BC Internationals: Classic contender Gleneagles
Photo courtesy of Ascot Racecourse via Twitter.
Aidan O’Brien has famously compared Gleneagles to Giant’s Causeway, who nearly provided the master of Ballydoyle with an elusive victory in the Breeders’ Cup Classic (G1) in 2000. We’ll discover whether that comparison is apt, or not, in the 2015 renewal at Keeneland.
There is a blood connection between the two, for Gleneagles is out of a Group 2-winning full sister to Giant’s Causeway. But unlike his famous uncle – a son of Storm Cat – Gleneagles is by world renowned turf sire Galileo. Fourteen years ago, Galileo also tried the Breeders’ Cup Classic. He didn’t get nearly as close to Tiznow as Giant’s Causeway did, suffering the worst defeat of his life when sixth at Belmont Park.
Both Gleneagles and Giant’s Causeway were star two-year-olds. Gleneagles ran exactly twice as much as his uncle (six starts) as a juvenile, reeling off a succession of wins including the Futurity (G2) and Vincent O’Brien National (G1). He ended the season with a first-past-the-post effort in the Prix Jean-Luc Lagardere (G1) at Longchamp, but was demoted to third for interference. Giant’s Causeway was unbeaten in three starts at two, and likewise captured the Futurity and a seven-furlong Longchamp Group 1 (the Prix de la Salamandre).
The differences become apparent in the course of their three-year-old campaigns, when their positions are reversed: Giant’s Causeway is the “Iron Horse” with 10 starts, and major victories from a mile up to 10 1/2 furlongs. Gleneagles has made just four starts, all at a mile.

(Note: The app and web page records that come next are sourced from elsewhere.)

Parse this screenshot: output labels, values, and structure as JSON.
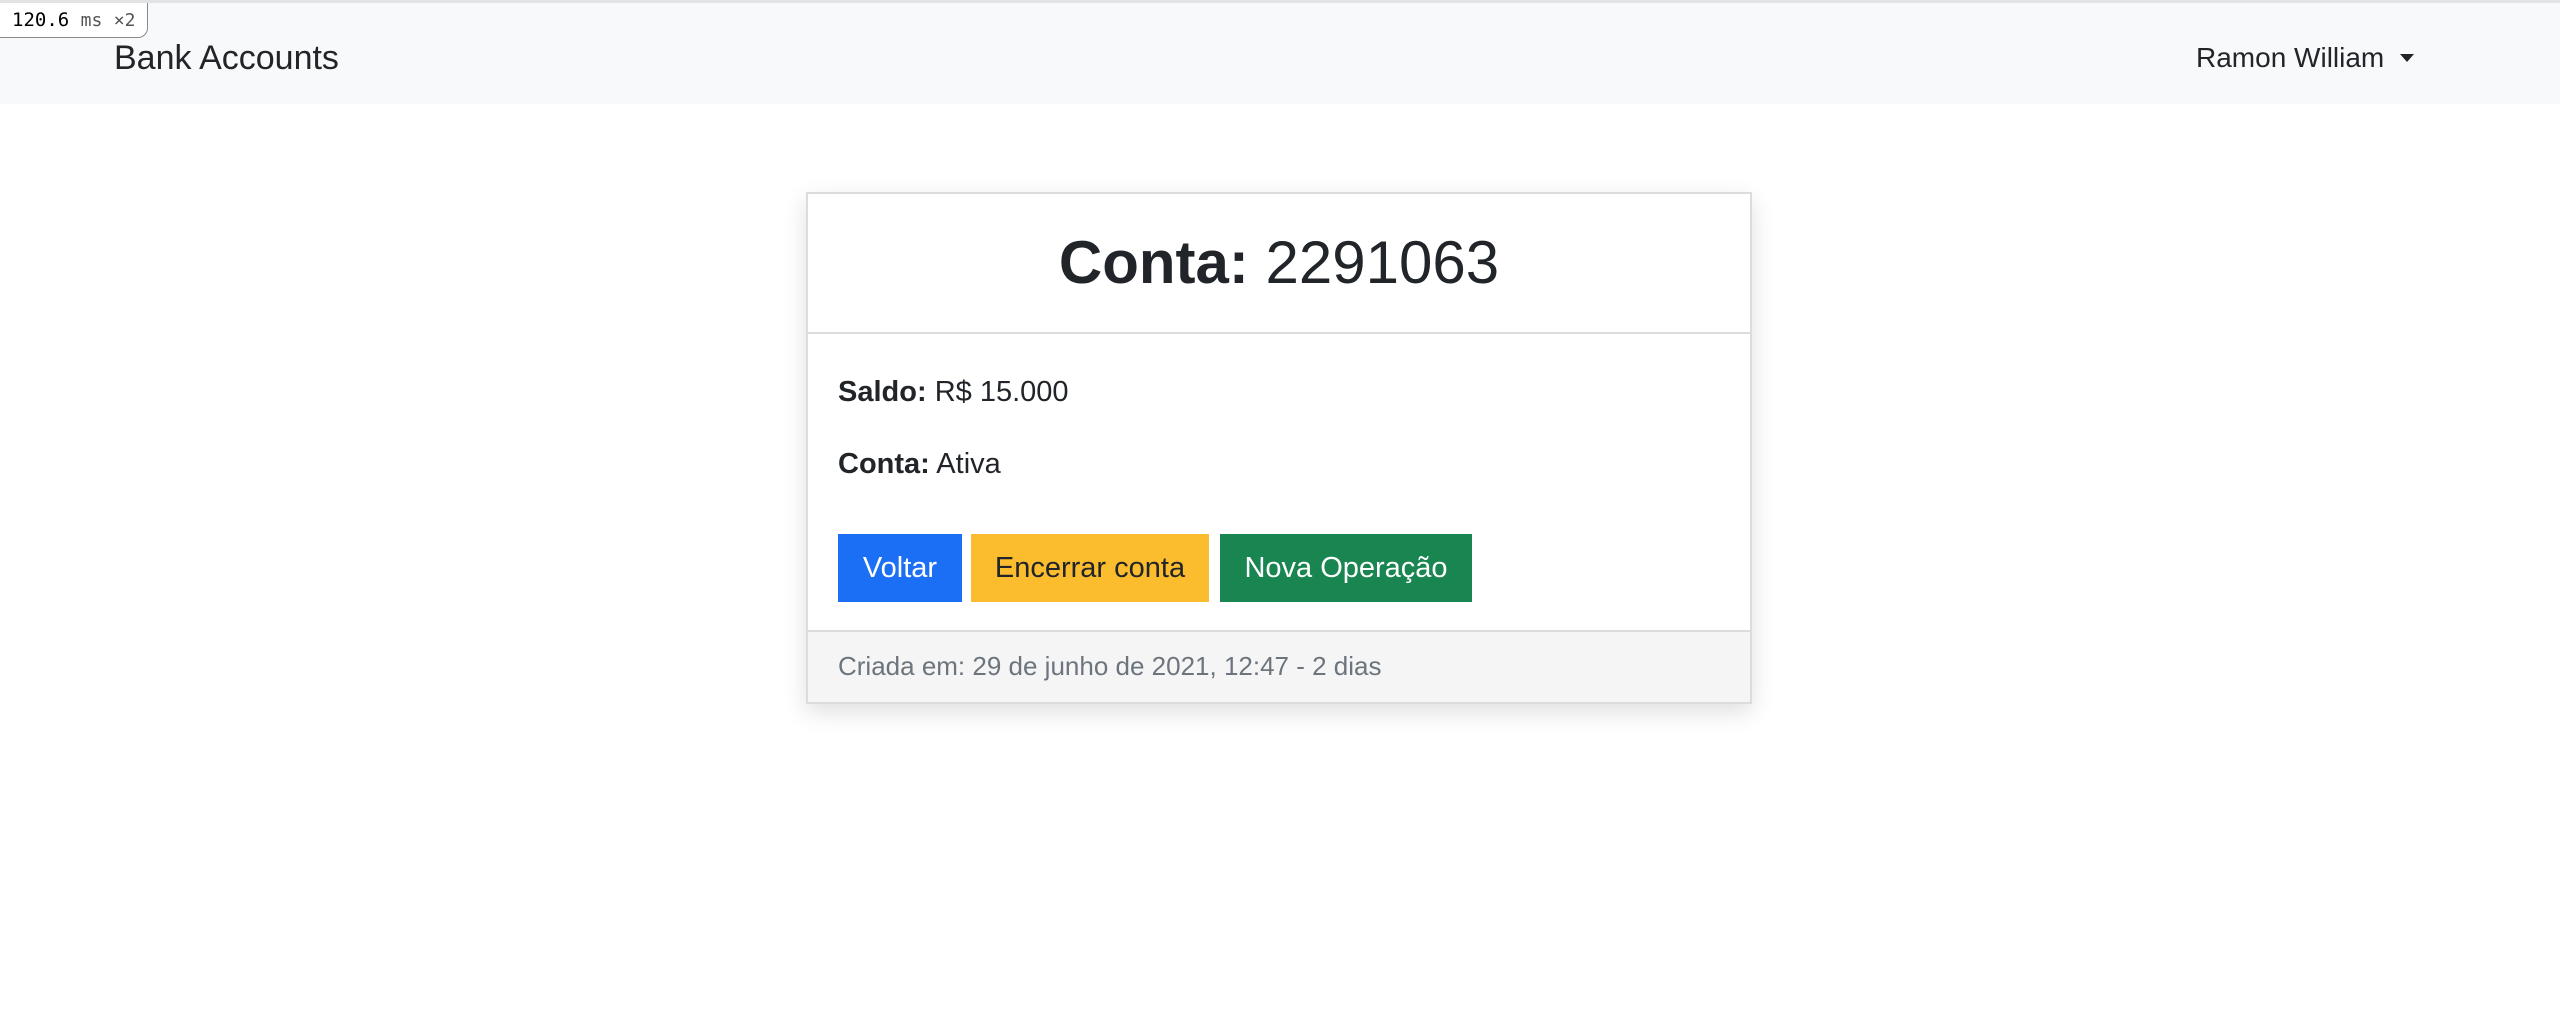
{
  "debug_badge": {
    "value": "120.6",
    "unit": "ms",
    "multiplier": "×2"
  },
  "navbar": {
    "brand": "Bank Accounts",
    "user_name": "Ramon William",
    "user_menu_icon": "caret-down-icon"
  },
  "account": {
    "title_label": "Conta:",
    "number": "2291063",
    "balance_label": "Saldo:",
    "balance_value": "R$ 15.000",
    "status_label": "Conta:",
    "status_value": "Ativa"
  },
  "actions": {
    "back_label": "Voltar",
    "close_account_label": "Encerrar conta",
    "new_operation_label": "Nova Operação"
  },
  "footer": {
    "created_text": "Criada em: 29 de junho de 2021, 12:47 - 2 dias"
  },
  "colors": {
    "primary": "#1a6ff5",
    "warning": "#fbbc2e",
    "success": "#198550",
    "navbar_bg": "#f8f9fa",
    "footer_text": "#6c757d"
  }
}
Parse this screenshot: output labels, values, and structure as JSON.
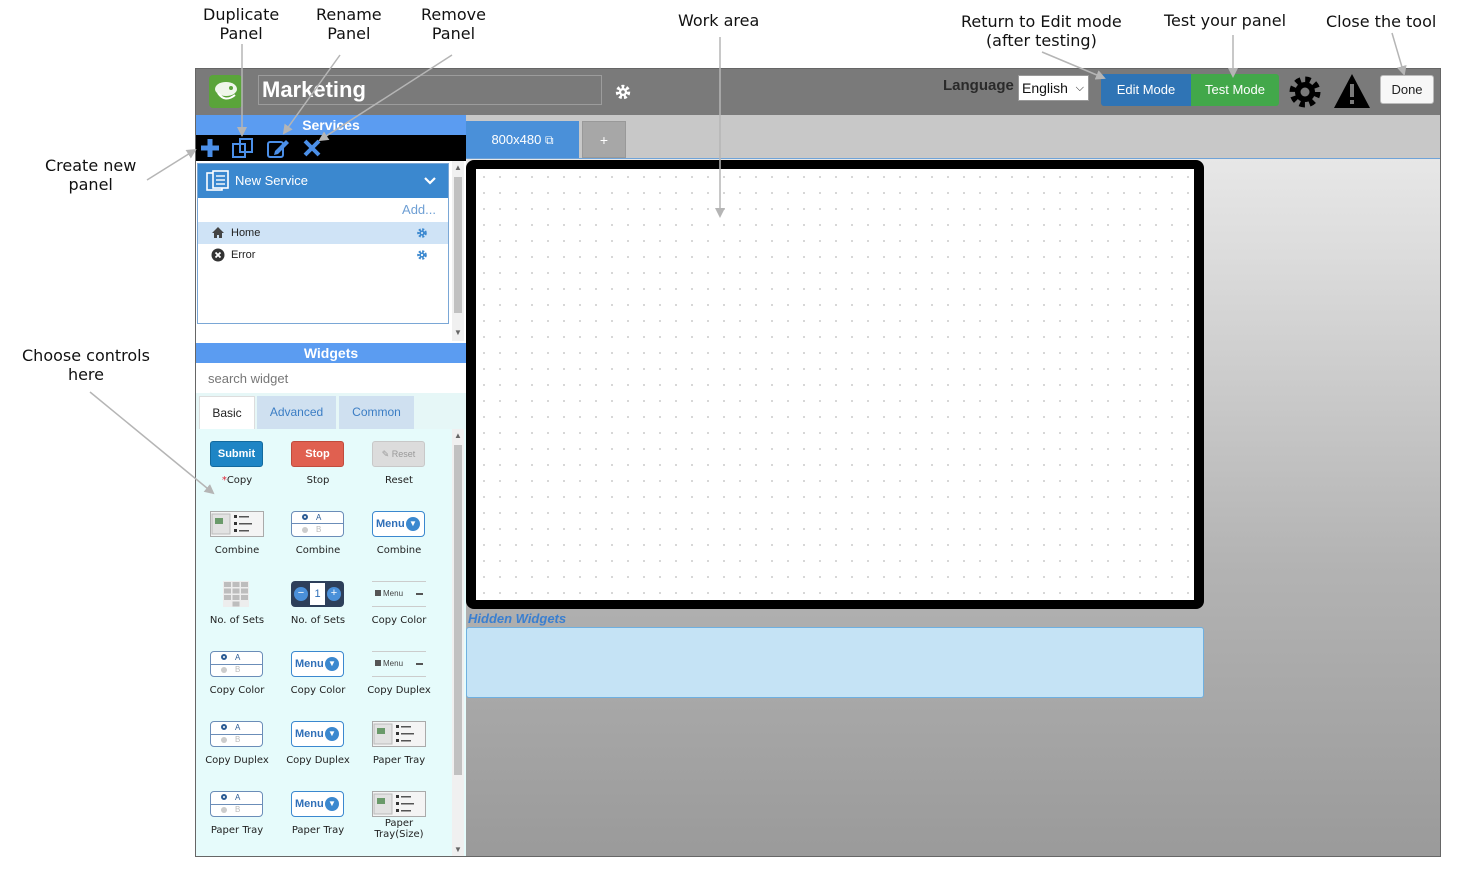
{
  "annotations": {
    "duplicate_panel": "Duplicate\nPanel",
    "rename_panel": "Rename\nPanel",
    "remove_panel": "Remove\nPanel",
    "work_area": "Work area",
    "return_edit": "Return to Edit mode\n(after testing)",
    "test_panel": "Test your panel",
    "close_tool": "Close the tool",
    "create_panel": "Create new\npanel",
    "choose_controls": "Choose controls\nhere"
  },
  "header": {
    "panel_name": "Marketing",
    "language_label": "Language",
    "language_value": "English",
    "edit_mode": "Edit Mode",
    "test_mode": "Test Mode",
    "done": "Done"
  },
  "services": {
    "title": "Services",
    "service_name": "New Service",
    "add_label": "Add...",
    "items": [
      {
        "label": "Home",
        "icon": "home-icon"
      },
      {
        "label": "Error",
        "icon": "error-icon"
      }
    ]
  },
  "widgets": {
    "title": "Widgets",
    "search_placeholder": "search widget",
    "tabs": [
      "Basic",
      "Advanced",
      "Common"
    ],
    "button_texts": {
      "submit": "Submit",
      "stop": "Stop",
      "reset": "Reset",
      "menu": "Menu",
      "stepper_value": "1",
      "radio_a": "A",
      "radio_b": "B"
    },
    "copy_prefix": "*",
    "items": [
      "Copy",
      "Stop",
      "Reset",
      "Combine",
      "Combine",
      "Combine",
      "No. of Sets",
      "No. of Sets",
      "Copy Color",
      "Copy Color",
      "Copy Color",
      "Copy Duplex",
      "Copy Duplex",
      "Copy Duplex",
      "Paper Tray",
      "Paper Tray",
      "Paper Tray",
      "Paper Tray(Size)"
    ]
  },
  "workspace": {
    "tab_label": "800x480",
    "add_tab": "+",
    "hidden_widgets": "Hidden Widgets"
  },
  "colors": {
    "accent_blue": "#5b9cf1",
    "edit_mode": "#2f74b5",
    "test_mode": "#42a84a",
    "hidden_widgets_bg": "#c5e3f5"
  }
}
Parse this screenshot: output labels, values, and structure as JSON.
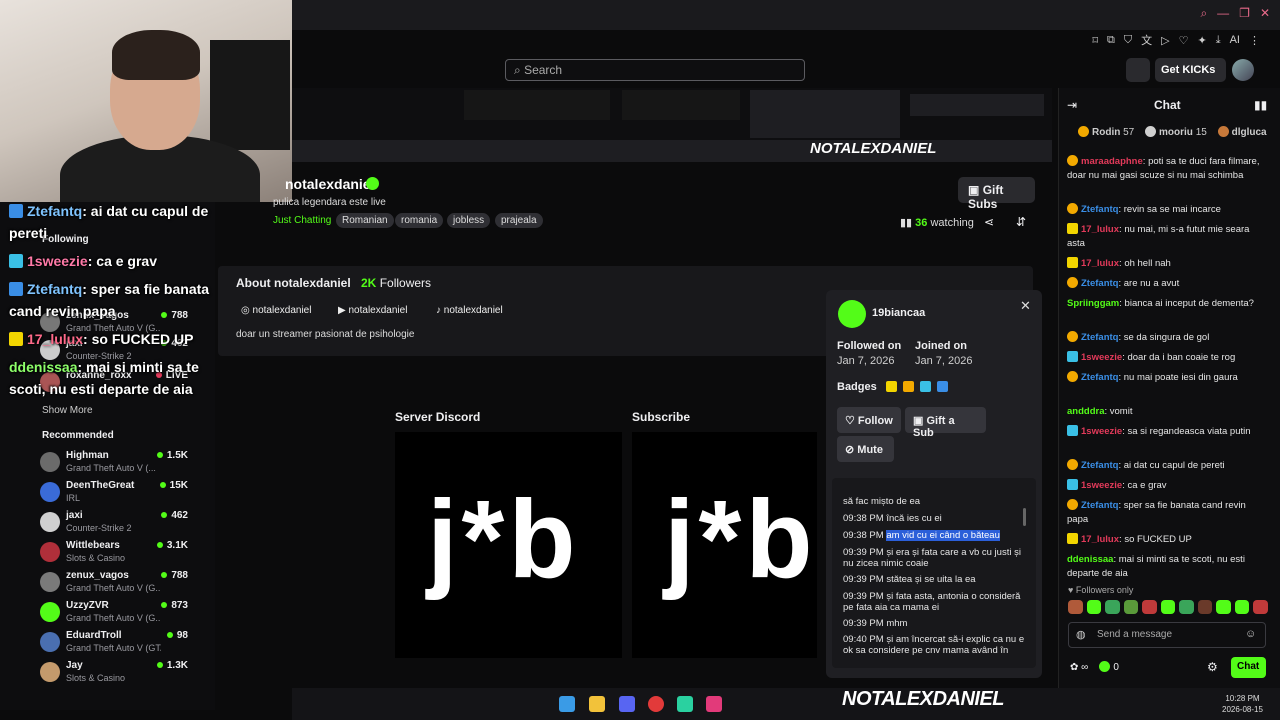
{
  "header": {
    "search_placeholder": "Search",
    "get_kicks": "Get KICKs"
  },
  "overlay_chat": [
    {
      "user": "Ztefantq",
      "text": "ai dat cu capul de"
    },
    {
      "user": "",
      "text": "pereti"
    },
    {
      "user": "1sweezie",
      "text": "ca e grav"
    },
    {
      "user": "Ztefantq",
      "text": "sper sa fie banata"
    },
    {
      "user": "",
      "text": "cand revin papa"
    },
    {
      "user": "17_lulux",
      "text": "so FUCKED UP"
    },
    {
      "user": "ddenissaa",
      "text": "mai si minti sa te"
    },
    {
      "user": "",
      "text": "scoti, nu esti departe de aia"
    }
  ],
  "sidebar": {
    "following_label": "Following",
    "show_more": "Show More",
    "recommended_label": "Recommended",
    "following": [
      {
        "name": "zenux_vagos",
        "game": "Grand Theft Auto V (G...",
        "count": "788"
      },
      {
        "name": "jaxi",
        "game": "Counter-Strike 2",
        "count": "462"
      },
      {
        "name": "roxanne_roxx",
        "game": "",
        "count": "LIVE"
      }
    ],
    "recommended": [
      {
        "name": "Highman",
        "game": "Grand Theft Auto V (...",
        "count": "1.5K",
        "color": "#6b6b6b"
      },
      {
        "name": "DeenTheGreat",
        "game": "IRL",
        "count": "15K",
        "color": "#3a6bd8"
      },
      {
        "name": "jaxi",
        "game": "Counter-Strike 2",
        "count": "462",
        "color": "#d0d0d0"
      },
      {
        "name": "Wittlebears",
        "game": "Slots & Casino",
        "count": "3.1K",
        "color": "#b02f3a"
      },
      {
        "name": "zenux_vagos",
        "game": "Grand Theft Auto V (G...",
        "count": "788",
        "color": "#7a7a7a"
      },
      {
        "name": "UzzyZVR",
        "game": "Grand Theft Auto V (G...",
        "count": "873",
        "color": "#53fc18"
      },
      {
        "name": "EduardTroll",
        "game": "Grand Theft Auto V (GTA)",
        "count": "98",
        "color": "#4a6fb0"
      },
      {
        "name": "Jay",
        "game": "Slots & Casino",
        "count": "1.3K",
        "color": "#c49a6c"
      }
    ]
  },
  "channel": {
    "name": "notalexdaniel",
    "title": "pulica legendara este live",
    "category": "Just Chatting",
    "tags": [
      "Romanian",
      "romania",
      "jobless",
      "prajeala"
    ],
    "gift_subs": "Gift Subs",
    "watching_count": "36",
    "watching_label": "watching"
  },
  "about": {
    "title": "About notalexdaniel",
    "followers_count": "2K",
    "followers_label": "Followers",
    "socials": [
      "notalexdaniel",
      "notalexdaniel",
      "notalexdaniel"
    ],
    "bio": "doar un streamer pasionat de psihologie"
  },
  "panels": [
    {
      "title": "Server Discord",
      "art": "j*b"
    },
    {
      "title": "Subscribe",
      "art": "j*b"
    }
  ],
  "user_card": {
    "name": "19biancaa",
    "followed_on_label": "Followed on",
    "followed_on": "Jan 7, 2026",
    "joined_on_label": "Joined on",
    "joined_on": "Jan 7, 2026",
    "badges_label": "Badges",
    "follow": "Follow",
    "gift_sub": "Gift a Sub",
    "mute": "Mute",
    "log": [
      {
        "time": "",
        "text": "să fac mișto de ea"
      },
      {
        "time": "09:38 PM",
        "text": "încă ies cu ei"
      },
      {
        "time": "09:38 PM",
        "text": "am vid cu ei când o băteau"
      },
      {
        "time": "09:39 PM",
        "text": "și era și fata care a vb cu justi și nu zicea nimic coaie"
      },
      {
        "time": "09:39 PM",
        "text": "stătea și se uita la ea"
      },
      {
        "time": "09:39 PM",
        "text": "și fata asta, antonia o consideră pe fata aia ca mama ei"
      },
      {
        "time": "09:39 PM",
        "text": "mhm"
      },
      {
        "time": "09:40 PM",
        "text": "și am încercat să-i explic ca nu e ok sa considere pe cnv mama având în"
      }
    ]
  },
  "chat": {
    "title": "Chat",
    "pinned": [
      {
        "name": "Rodin",
        "value": "57"
      },
      {
        "name": "mooriu",
        "value": "15"
      },
      {
        "name": "dlgluca",
        "value": ""
      }
    ],
    "messages": [
      {
        "user": "maraadaphne",
        "color": "#e23a5a",
        "text": "poti sa te duci fara filmare, doar nu mai gasi scuze si nu mai schimba",
        "badge": "#f2a900"
      },
      {
        "user": "Ztefantq",
        "color": "#3a8ee6",
        "text": "revin sa se mai incarce",
        "badge": "#f2a900"
      },
      {
        "user": "17_lulux",
        "color": "#e23a5a",
        "text": "nu mai, mi s-a futut mie seara asta",
        "badge": "#f2d500"
      },
      {
        "user": "17_lulux",
        "color": "#e23a5a",
        "text": "oh hell nah",
        "badge": "#f2d500"
      },
      {
        "user": "Ztefantq",
        "color": "#3a8ee6",
        "text": "are nu a avut",
        "badge": "#f2a900"
      },
      {
        "user": "Spriinggam",
        "color": "#53fc18",
        "text": "bianca ai inceput de dementa?",
        "badge": ""
      },
      {
        "user": "Ztefantq",
        "color": "#3a8ee6",
        "text": "se da singura de gol",
        "badge": "#f2a900"
      },
      {
        "user": "1sweezie",
        "color": "#e23a5a",
        "text": "doar da i ban coaie te rog",
        "badge": "#3ac0e6"
      },
      {
        "user": "Ztefantq",
        "color": "#3a8ee6",
        "text": "nu mai poate iesi din gaura",
        "badge": "#f2a900"
      },
      {
        "user": "andddra",
        "color": "#53fc18",
        "text": "vomit",
        "badge": ""
      },
      {
        "user": "1sweezie",
        "color": "#e23a5a",
        "text": "sa si regandeasca viata putin",
        "badge": "#3ac0e6"
      },
      {
        "user": "Ztefantq",
        "color": "#3a8ee6",
        "text": "ai dat cu capul de pereti",
        "badge": "#f2a900"
      },
      {
        "user": "1sweezie",
        "color": "#e23a5a",
        "text": "ca e grav",
        "badge": "#3ac0e6"
      },
      {
        "user": "Ztefantq",
        "color": "#3a8ee6",
        "text": "sper sa fie banata cand revin papa",
        "badge": "#f2a900"
      },
      {
        "user": "17_lulux",
        "color": "#e23a5a",
        "text": "so FUCKED UP",
        "badge": "#f2d500"
      },
      {
        "user": "ddenissaa",
        "color": "#53fc18",
        "text": "mai si minti sa te scoti, nu esti departe de aia",
        "badge": ""
      }
    ],
    "followers_only": "Followers only",
    "input_placeholder": "Send a message",
    "points": "0",
    "send": "Chat"
  },
  "overlay_brand": "NOTALEXDANIEL",
  "taskbar": {
    "time": "10:28 PM",
    "date": "2026-08-15"
  }
}
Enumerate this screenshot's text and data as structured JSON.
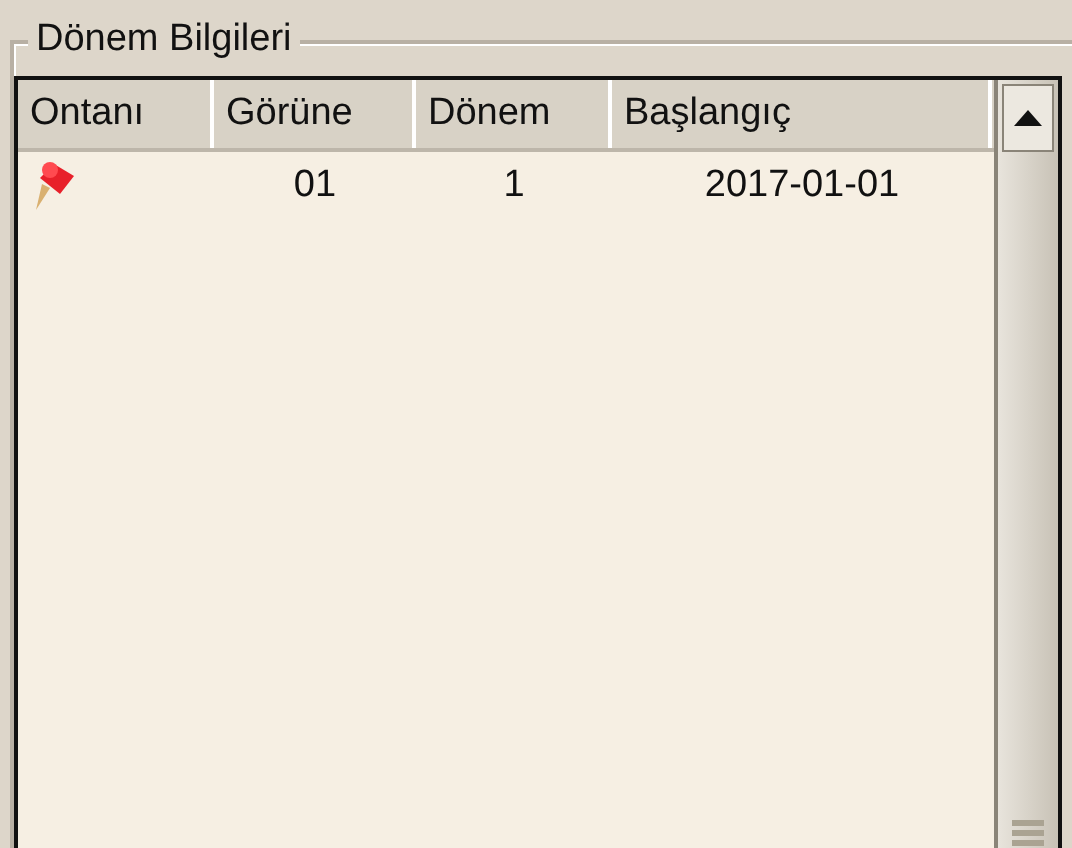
{
  "group": {
    "title": "Dönem Bilgileri"
  },
  "table": {
    "columns": [
      "Ontanı",
      "Görüne",
      "Dönem",
      "Başlangıç"
    ],
    "rows": [
      {
        "default": true,
        "cells": [
          "",
          "01",
          "1",
          "2017-01-01"
        ]
      }
    ]
  }
}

While Giant’s Causeway was second in both Guineas, perhaps as a foreshadowing of his excellent performances over longer, Gleneagles turned the classic double. He was most imperious in Newmarket’s 2000 Guineas (G1), where he got his preferred firmish ground and skipped clear of Territories (click link for replay). Gleneagles was less emphatic over good-to-yielding going in the Irish Guineas (G1) at the Curragh, presaging his connections’ desire to avoid rain-softened courses for much of the second half of the season.
O’Brien paid tribute to Gleneagles’ heart for overcoming adverse circumstances, telling Ireland’s Independent:
You're never sure until you dip them what courage they have and he had to be courageous today. He wanted it. You can't test them for that. Giant's Causeway had that, he was the very same as that.
I always thought he was Giant's Causeway with more speed, that's what I thought and today he showed he has that pure Giant's Causeway courage.
To win a Curragh Guineas on slow ground you usually have to get a mile and quarter, so he obviously gets it. Whether he just got it on courage today, I don't know, but we know he has lots of speed.
Their closest point in common as sophomores comes courtesy of the St James’s Palace (G1): both prevailed in that premier mile event for three-year-olds at Royal Ascot. But whereas Giant’s Causeway ground out his victory in his trademark lion-hearted style, Gleneagles used his burst of finishing speed as a lethal weapon.
Their paths diverge sharply thereafter. While Giant’s Causeway went on to win four straight Group 1s in a hectic summer – the 1 1/4-mile Eclipse (G1), one-mile Sussex (G1), 1 5/16-mile Juddmonte International (G1) and 1 1/4-mile Irish Champion (G1) -- Gleneagles was kept under wraps due to unsuitable ground. Three of the races he swerved were on his uncle’s CV (Sussex, Juddmonte and Irish Champion).
Their paths unite again in the Queen Elizabeth II (G1) back at Ascot, which both lost. Giant’s Causeway was a close second over the old round course. Gleneagles, finally braving a rain-softened course, was sixth on the straight course – not disgraced in the conditions off the break, but not doing anything to enhance his Classic claims either, other than getting a prep.
So Gleneagles goes to Keeneland with the profile of a classy miler whose prerequisite is good-to-firm turf. But he’s not in the Mile (G1), where he may get that, along with a boatload of competition that might dent his reputation. Instead, he’s in the Classic, venturing into terra incognita on both distance and surface, against two sure-fire Hall of Famers in American Pharoah and Beholder. In that respect, the Classic is a free swing at the fences that won’t have an impact on his stature as a turf miler.
On pedigree, Gleneagles should cope with the 1 1/4-mile trip, but we didn't even have to ask that question about a proven customer in Giant's Causeway. The dirt is a giant, flashing question mark, especially in view of his acceleration, unlike Giant Causeway's relentless drive that seemed transferable to dirt.
For more commentary on Gleneagles, check out the detailed international analysis at brisnet.com/cgi-bin/